Data records:

******************************

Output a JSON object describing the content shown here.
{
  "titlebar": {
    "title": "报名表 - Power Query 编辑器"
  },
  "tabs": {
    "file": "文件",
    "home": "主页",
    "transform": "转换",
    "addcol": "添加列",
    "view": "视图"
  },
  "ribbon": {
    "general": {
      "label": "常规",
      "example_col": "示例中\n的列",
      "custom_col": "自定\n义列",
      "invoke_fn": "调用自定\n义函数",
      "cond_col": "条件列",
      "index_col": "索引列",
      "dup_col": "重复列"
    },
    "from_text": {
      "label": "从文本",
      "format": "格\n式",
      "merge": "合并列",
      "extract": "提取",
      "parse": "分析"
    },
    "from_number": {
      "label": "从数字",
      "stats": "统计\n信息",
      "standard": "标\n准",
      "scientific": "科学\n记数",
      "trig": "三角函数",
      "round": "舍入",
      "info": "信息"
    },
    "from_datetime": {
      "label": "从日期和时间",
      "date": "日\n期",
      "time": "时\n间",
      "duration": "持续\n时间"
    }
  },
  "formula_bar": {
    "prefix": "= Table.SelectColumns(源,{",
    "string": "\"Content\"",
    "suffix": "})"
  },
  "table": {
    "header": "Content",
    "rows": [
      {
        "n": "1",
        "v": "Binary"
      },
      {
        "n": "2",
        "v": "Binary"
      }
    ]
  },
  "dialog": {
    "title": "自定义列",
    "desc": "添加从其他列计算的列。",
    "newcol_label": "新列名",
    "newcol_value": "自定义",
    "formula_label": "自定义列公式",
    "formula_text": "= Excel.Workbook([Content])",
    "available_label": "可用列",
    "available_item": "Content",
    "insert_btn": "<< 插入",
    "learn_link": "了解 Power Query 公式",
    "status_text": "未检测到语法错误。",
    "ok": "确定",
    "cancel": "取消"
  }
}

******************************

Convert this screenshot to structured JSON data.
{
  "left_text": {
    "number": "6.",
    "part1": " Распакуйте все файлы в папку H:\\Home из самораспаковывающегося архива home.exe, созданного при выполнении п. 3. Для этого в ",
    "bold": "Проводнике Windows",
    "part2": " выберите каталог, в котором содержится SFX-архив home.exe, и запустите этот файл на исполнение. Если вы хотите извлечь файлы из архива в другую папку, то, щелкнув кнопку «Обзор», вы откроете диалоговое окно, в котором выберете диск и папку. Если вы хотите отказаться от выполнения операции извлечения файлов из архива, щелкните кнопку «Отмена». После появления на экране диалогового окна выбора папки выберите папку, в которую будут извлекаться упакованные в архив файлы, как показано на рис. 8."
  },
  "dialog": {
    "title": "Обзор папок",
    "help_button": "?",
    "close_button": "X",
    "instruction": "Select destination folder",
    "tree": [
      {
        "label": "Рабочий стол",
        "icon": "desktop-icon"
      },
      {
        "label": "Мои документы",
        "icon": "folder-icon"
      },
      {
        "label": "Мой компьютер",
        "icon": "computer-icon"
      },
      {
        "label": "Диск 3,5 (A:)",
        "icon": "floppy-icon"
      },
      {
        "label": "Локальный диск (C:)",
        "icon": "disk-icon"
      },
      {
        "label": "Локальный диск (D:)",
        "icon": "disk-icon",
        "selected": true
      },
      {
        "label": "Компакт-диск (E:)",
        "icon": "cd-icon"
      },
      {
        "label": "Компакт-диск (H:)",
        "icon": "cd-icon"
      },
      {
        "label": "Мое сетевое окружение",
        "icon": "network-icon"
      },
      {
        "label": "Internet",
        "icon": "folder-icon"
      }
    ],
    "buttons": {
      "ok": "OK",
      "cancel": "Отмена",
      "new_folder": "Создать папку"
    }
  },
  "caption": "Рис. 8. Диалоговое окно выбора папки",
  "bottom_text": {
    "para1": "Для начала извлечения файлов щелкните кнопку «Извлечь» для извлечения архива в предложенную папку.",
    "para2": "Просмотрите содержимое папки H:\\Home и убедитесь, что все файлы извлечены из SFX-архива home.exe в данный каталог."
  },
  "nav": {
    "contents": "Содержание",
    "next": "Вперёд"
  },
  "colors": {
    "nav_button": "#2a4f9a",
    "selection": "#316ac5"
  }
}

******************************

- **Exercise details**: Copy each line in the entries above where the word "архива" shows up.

- **Solution to this problem**:
    "part1": " Распакуйте все файлы в папку H:\\Home из самораспаковывающегося архива home.exe, созданного при выполнении п. 3. Для этого в ",
    "part2": " выберите каталог, в котором содержится SFX-архив home.exe, и запустите этот файл на исполнение. Если вы хотите извлечь файлы из архива в другую папку, то, щелкнув кнопку «Обзор», вы откроете диалоговое окно, в котором выберете диск и папку. Если вы хотите отказаться от выполнения операции извлечения файлов из архива, щелкните кнопку «Отмена». После появления на экране диалогового окна выбора папки выберите папку, в которую будут извлекаться упакованные в архив файлы, как показано на рис. 8."
    "para1": "Для начала извлечения файлов щелкните кнопку «Извлечь» для извлечения архива в предложенную папку.",
    "para2": "Просмотрите содержимое папки H:\\Home и убедитесь, что все файлы извлечены из SFX-архива home.exe в данный каталог."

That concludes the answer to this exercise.